9. What's your general approach to addressing problematic performance issues? What can we expect in terms of your style when dealing with interpersonal conflict, and what's your philosophy surrounding "mistakes"?

10. Would you consider yourself more of a laissez-faire leader, or do you prefer providing ongoing structure, feedback and direction? How hands-on is your leadership style?

11. How would you prefer that we keep you in the loop and feed information to you? Do you like informal visits in your office or being copied on e-mails, or would you be interested in joining us in our client meetings?   

"Don't forget to invite the candidate to ask you open-ended questions about your individual or team dynamic, overall performance level, or the culture of the division or department you're working in," Tzavalas recommended. "It's important that this is a two-way street and transparent discussion for both sides equally." As such, your closing question might sound like this:

12. Sally, we've asked you a number of questions to get a feel for your leadership, communication and team-building style. What can we answer for you in terms of our culture, our way of doing things, how we get along with one another and the like?  

Interviewing your future boss may feel a bit awkward or unnatural, but you should appreciate when your company encourages it―the request is based on trust and respect for the work you do. The candidate gets to know the team, the team members have some say over who ultimately gets selected for the role and senior management benefits from the team's insight. It's a triple win based on trust, respect and transparency. 

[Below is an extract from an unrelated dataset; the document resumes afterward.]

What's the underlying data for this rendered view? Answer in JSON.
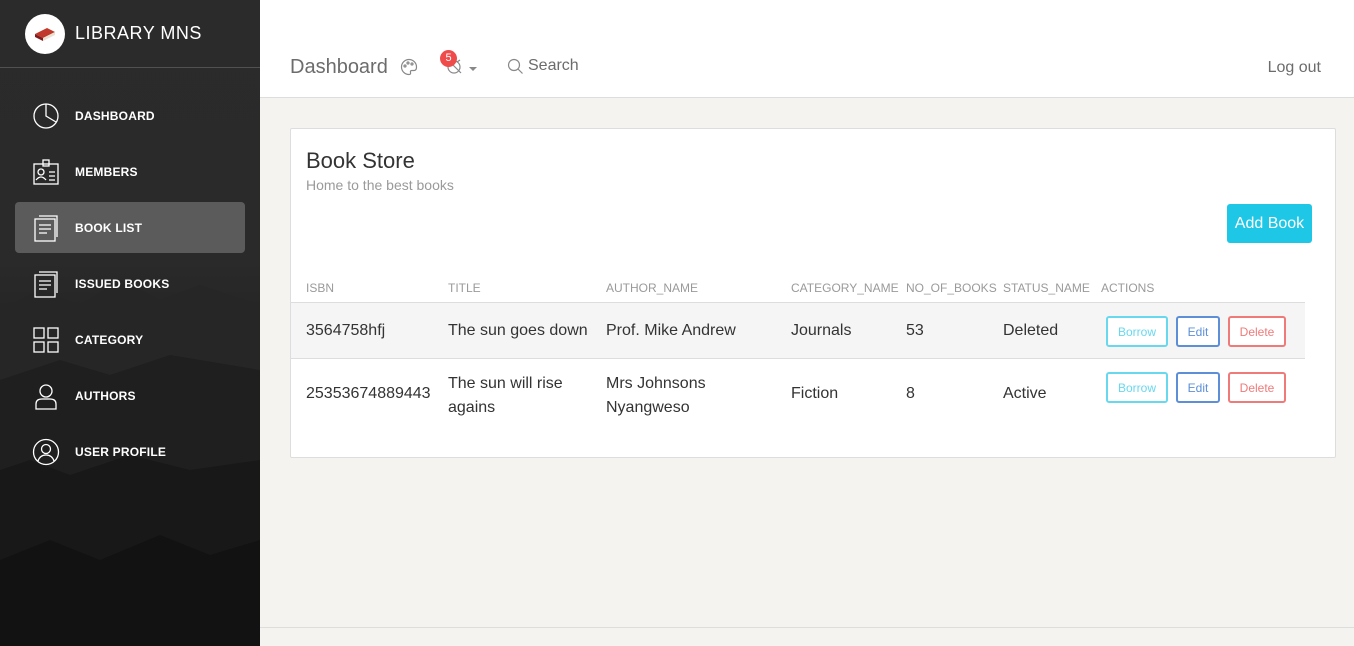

Paul Falcone ( is vice president of HR at the Motion Picture & Television Fund in Woodland Hills, Calif. Some of his best-selling books include 101 Sample Write-Ups for Documenting Employee Performance Problems, 96 Great Interview Questions to Ask Before You Hire, 101 Tough Conversations to Have with Employees, and 2600 Phrases for Effective Performance Reviews. 


​An organization run by AI is not a futuristic concept. Such technology is already a part of many workplaces and will continue to shape the labor market and HR. Here's how employers and employees can successfully manage generative AI and other AI-powered systems.